She agreed she had no choice. And for the next eight months she lived in terrible fear, every day, that the alien creature inside her would explode like a landmine. It didn’t. I didn’t. [Editorial note: The tests were wrong. It was a perfectly normal pregnancy, though my mother never knew or trusted that.] But for the rest of her life, my mother’s love for me, and her faith in God, was distorted by having seen me, in no small part, as an assassin planted in her womb by the Church.
I wouldn’t let one story–even if that story is my mother’s, and my own–stop me from coming out as pro-life, however. It’s more the way that so many prolife Catholics, then and now, look at women like my mother and so many millions of other women pregnant in circumstances that range from far more threatening to far less thoughtful: like they’re filthy, and evil, and monstrous for being scared enough or alone enough or sick enough or just plain young and stupid enough to consider terminating a pregnancy. Yes, I am aware that there are many on the Catholic bus who don’t do this (case in point: Deacon Greg Kandra’s very balanced and thoughtful homily for tomorrow, which prompted this reflection of mine), who reach out with compassion, but quite frankly you wouldn’t know it if you spent any time in the comboxes. When the other bus accuses us of being judgmental and lacking in empathy, it’s not only their own bias that offers proof texts.
I don’t want to get on board a bus that would invite me to look at women that way. Even worse, I don’t want to have to look at sexuality–the whole big multistory howdah teetering atop every elephant in the pew–the way so much of the Catholic prolife movement wants me to see it: as a gift from God, yeah sure, but one so limited in usefulness and wonder and nuance and complexity that it might as well be a gift of itchy woolen longjohns from your least-favorite aunt. It fries me, as a matter of fact, that we as a Church can be so (justifiably) appalled at government attempts to make pregnancy into a disease to be prevented, when we turn right around and act, so often, as though pregnancy is the just punishment a woman deserves for having sex, even if it wasn’t consensual but especially if it was.
This doesn’t even get close to expressing all the reasons I am queasy about putting on a prolife button–like, for instance, the assumption that I’d have to complete the set with buttons declaring myself Republican, homophobic, and pro-death-penalty. Anyone who says there’s not a litmus-test-cum-voter-registration-exam for Catholics these days is either lying or better at ignoring the elephants than I am.
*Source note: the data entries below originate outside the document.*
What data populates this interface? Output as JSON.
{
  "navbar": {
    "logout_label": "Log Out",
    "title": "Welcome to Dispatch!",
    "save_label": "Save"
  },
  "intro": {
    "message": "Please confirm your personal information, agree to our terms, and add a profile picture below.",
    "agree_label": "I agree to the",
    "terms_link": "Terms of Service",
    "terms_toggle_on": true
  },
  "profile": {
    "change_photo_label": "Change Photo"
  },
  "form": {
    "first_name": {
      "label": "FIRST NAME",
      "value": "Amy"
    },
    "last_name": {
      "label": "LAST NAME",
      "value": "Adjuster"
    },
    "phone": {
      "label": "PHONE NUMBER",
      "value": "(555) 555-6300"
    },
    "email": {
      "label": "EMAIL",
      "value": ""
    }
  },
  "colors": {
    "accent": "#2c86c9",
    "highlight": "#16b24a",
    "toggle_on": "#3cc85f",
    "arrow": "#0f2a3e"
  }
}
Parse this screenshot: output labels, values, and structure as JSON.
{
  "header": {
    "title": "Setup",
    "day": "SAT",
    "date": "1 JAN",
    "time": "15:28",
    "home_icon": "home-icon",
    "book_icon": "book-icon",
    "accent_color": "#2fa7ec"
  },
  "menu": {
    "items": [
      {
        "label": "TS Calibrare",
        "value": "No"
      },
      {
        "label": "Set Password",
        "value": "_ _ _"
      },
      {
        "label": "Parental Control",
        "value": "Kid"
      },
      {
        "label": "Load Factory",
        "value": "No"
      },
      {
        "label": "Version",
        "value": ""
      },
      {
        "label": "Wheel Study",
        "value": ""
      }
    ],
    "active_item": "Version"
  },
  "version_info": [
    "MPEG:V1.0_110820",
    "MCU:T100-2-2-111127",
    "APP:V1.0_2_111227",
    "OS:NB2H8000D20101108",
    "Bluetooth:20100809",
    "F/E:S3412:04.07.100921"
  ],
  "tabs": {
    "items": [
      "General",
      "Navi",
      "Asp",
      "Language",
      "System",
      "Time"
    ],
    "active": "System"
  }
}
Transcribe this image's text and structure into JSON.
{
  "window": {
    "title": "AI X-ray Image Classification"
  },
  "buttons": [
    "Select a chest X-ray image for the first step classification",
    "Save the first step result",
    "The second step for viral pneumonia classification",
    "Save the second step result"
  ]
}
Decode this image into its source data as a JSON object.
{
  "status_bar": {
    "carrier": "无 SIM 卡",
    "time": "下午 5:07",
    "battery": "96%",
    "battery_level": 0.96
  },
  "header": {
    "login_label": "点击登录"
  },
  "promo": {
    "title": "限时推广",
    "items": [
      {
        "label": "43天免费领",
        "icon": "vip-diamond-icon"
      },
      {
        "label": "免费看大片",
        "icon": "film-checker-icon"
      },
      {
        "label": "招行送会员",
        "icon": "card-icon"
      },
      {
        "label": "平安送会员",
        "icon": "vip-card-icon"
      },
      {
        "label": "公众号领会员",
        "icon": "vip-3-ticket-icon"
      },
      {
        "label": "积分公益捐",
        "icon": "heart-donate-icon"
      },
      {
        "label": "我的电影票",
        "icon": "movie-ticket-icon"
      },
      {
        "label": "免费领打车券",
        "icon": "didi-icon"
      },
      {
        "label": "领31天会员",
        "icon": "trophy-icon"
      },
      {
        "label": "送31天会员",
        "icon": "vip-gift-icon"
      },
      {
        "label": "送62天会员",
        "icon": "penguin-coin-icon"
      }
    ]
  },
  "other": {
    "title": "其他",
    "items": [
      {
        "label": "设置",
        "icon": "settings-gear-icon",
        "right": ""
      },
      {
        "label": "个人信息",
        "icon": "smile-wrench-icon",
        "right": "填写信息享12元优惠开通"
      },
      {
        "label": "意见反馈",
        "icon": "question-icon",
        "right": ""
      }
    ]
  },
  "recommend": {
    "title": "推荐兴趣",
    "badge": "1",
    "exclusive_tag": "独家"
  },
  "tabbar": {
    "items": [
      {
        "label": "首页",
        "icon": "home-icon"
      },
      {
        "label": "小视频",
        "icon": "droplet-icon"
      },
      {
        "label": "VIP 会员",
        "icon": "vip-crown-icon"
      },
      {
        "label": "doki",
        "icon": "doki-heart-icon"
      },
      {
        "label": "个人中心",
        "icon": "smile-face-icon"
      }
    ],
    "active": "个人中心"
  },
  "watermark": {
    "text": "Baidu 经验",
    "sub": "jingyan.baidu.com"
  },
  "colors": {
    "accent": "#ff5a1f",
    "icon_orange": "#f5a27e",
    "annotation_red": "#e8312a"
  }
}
In the end, though, the biggest reason may be that I am a coward. Catholics are not the only ones with a litmus test, and I know very well that by coming out against abortion (in principle, even; I am nowhere near ready, in conscience or in grace, to support a legal ban) I risk losing the respect and even the friendship of people I respect and love. There will be blowback enough, I expect, if I’m brave enough to link to this post on Facebook.
That’s where I am this year. That’s where this journey finds me: at the bus stop. A little closer to knowing which bus I want to board, a little more afraid to step up. Tomorrow morning, as I share a hymnal with the elephant in the pew, I will pray for the folks on both buses, for all the babies and for all the women. I will pray for the ability to draw on my mother’s courage, in a cause that isn’t, at heart, so different. I will pray for wisdom for myself, and understanding from others. The appointed responsorial psalm (Psalm 25), providentially, will help:
Your ways, O Lord, make known to me;
teach me your paths,
for you are God my savior.
If you are so inclined, in or out of a pew, with or without elephants, I’d appreciate it if you’d remember this unexploded landmine of a revert–and the soul of her mom–in your prayers, too.